Pandemic possibilities
Scientists tell Congress flu epidemic is imminent

(Gold9472: Why isn't a story like this on the mainstream?)

By Mike Lillis, Medill News Service
Last Update: 3:30 PM ET May 27, 2005

WASHINGTON --- The doomsday scenario goes something like this: Somewhere in Asia, a new strain of the influenza virus arises from a mutation. It passes from a duck to a duck vendor. The mutation allows it to jump easily between the vendor and shoppers, some of whom hop on planes the next day. Several days later, the virus is spread around the globe.

Within months, millions are dead.

Hardly a figment of science fiction, the next flu pandemic -- or global epidemic -- is not only inevitable but also imminent, scientists told lawmakers Thursday on Capitol Hill. On top of that, America is nowhere near ready to tackle it.

"The United States is at present woefully unprepared to respond to the next flu pandemic," said Andrew Pavia, chair of the Task Force on Pandemic Influenza for the Infectious Disease Society of America. "The recent shortage of flu vaccine highlights the fragility of our vaccine supply."

And it's not only vaccines that are lacking. The U.S. government has purchased only 2.3 million doses of the antiviral drug best proven to treat influenza sufferers -- a stockpile representing less than 1% of the population.

"It is a painfully small amount to have to use," Pavia said.

The gravity of the threat, for years recognized by pathologists, is now finding ears in Washington, where federal funding earmarked for monitoring and researching a potential flu pandemic has increased dramatically in recent years. Still, most agree there is a long way to go.

U.S. Rep. Tammy Baldwin, D-Wis., said the concern is not just one of biological science but also public awareness and community cooperation. In the case of an outbreak, she said, "the chain will only be as strong as the weakest link."

Three flu pandemics struck in the last century. From 1918-19, the so-called Spanish flu killed an estimated 50 million worldwide, 500,000 in the U.S. alone, according to figures from the Centers of Disease Control and Prevention. From 1957-58, about 70,000 Americans died from the Asian flu. The Hong Kong flu, which followed in 1968-69, killed about 34,000 more.

CDC Director Julie Gerberding said that three major factors are common to all flu pandemics:

The virus must contain a mutated structure to which humans have not been exposed and therefore are not immune

It must make people sick

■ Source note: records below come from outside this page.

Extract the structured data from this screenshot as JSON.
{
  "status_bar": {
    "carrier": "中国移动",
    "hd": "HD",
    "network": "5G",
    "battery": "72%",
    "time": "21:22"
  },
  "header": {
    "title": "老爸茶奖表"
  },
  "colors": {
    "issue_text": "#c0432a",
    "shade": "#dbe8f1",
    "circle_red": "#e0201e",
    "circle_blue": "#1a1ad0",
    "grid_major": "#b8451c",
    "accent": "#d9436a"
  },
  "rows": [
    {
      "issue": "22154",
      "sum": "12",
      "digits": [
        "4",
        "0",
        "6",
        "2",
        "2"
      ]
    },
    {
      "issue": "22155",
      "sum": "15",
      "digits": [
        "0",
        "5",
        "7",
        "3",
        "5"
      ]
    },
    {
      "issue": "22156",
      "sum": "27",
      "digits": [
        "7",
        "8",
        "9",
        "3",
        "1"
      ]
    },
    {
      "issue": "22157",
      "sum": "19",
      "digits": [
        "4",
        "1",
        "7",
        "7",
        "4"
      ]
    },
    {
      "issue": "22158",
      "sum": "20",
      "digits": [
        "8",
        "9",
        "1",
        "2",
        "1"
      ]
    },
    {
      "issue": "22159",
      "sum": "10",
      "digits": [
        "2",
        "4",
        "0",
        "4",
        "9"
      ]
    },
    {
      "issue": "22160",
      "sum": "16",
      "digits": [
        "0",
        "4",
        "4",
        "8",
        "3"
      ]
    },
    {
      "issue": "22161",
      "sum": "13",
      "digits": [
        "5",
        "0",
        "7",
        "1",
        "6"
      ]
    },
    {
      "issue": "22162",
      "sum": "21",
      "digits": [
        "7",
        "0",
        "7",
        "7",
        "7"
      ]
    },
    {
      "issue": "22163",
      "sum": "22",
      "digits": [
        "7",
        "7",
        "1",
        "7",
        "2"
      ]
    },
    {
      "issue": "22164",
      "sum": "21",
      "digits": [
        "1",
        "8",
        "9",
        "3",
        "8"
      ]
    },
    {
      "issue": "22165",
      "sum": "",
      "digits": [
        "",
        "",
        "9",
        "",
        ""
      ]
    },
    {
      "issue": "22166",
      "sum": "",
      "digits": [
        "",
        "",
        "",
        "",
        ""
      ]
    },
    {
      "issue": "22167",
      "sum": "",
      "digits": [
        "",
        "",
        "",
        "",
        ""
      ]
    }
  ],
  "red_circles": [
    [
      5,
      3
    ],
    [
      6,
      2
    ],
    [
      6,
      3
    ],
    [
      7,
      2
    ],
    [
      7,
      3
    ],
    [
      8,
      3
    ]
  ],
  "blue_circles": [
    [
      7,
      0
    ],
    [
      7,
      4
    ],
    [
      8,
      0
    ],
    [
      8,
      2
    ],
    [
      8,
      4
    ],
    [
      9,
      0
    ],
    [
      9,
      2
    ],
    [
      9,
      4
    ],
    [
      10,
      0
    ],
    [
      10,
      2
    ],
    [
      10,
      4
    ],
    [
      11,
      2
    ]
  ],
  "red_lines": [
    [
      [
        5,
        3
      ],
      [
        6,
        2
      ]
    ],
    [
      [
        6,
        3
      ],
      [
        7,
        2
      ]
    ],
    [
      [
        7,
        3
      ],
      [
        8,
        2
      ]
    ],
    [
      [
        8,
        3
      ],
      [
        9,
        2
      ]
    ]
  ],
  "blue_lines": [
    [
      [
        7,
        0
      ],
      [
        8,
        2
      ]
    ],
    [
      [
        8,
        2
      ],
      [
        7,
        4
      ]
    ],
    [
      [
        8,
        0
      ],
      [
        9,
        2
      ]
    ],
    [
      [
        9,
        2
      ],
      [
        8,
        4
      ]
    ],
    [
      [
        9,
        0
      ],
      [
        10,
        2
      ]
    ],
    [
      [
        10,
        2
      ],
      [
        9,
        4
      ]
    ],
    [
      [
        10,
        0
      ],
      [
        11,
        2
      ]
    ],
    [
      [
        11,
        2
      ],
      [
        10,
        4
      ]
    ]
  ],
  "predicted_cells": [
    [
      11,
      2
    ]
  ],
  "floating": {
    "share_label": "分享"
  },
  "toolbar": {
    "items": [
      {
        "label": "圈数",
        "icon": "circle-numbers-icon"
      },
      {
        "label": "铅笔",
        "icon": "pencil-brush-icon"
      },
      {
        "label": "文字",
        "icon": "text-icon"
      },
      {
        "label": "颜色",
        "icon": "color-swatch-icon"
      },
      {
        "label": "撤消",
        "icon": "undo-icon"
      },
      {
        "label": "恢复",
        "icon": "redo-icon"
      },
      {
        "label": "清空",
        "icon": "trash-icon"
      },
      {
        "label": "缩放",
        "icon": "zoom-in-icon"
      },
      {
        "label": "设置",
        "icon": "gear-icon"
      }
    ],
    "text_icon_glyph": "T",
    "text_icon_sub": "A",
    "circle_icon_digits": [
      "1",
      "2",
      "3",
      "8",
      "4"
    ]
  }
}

It must be readily passed from person to person

Though no pandemic has struck in 36 years, scientists and lawmakers are worried that a highly pathological strain circulating in Asia for the last few years has the potential to evolve into the next big killer. That strain, called the avian flu, satisfies the first two criteria but not the third. Still, officials warn that the contagious trait is just a mutation away.

If they are right, the effects would be catastrophic.

A pandemic of the same severity as the 1918 outbreak could kill between 900,000 and 2.2 million in the U.S. alone, according to CDC estimates. The cost of treatment, officials add, would run into the hundreds of billions of dollars.

"The impact of a pandemic influenza outbreak cannot be overemphasized," Pavia said.

In the world of biomedicine, viral mutations take on several faces. "Drifts" are minor mutations in viral structure -- the reason people need to update their flu shots each year. Viral "shifts," on the other hand, are major mutations that can lead to pandemics.

Though the only reported cases of the avian flu have occurred in Asia, the ease of global travel makes the threat an international one. Gerberding said that China -- with a population of 1.3 billion people, 13 billion chickens and 500 million swine -- is a volcano waiting to burst.

"We're sitting on a cauldron of flu virus incubation," she said.

All parties agree that the country's ability to handle such an event hinges directly on what Washington does in anticipation.

"It's imperative that we move quickly and decisively," Baldwin said. "We have some catching up to do."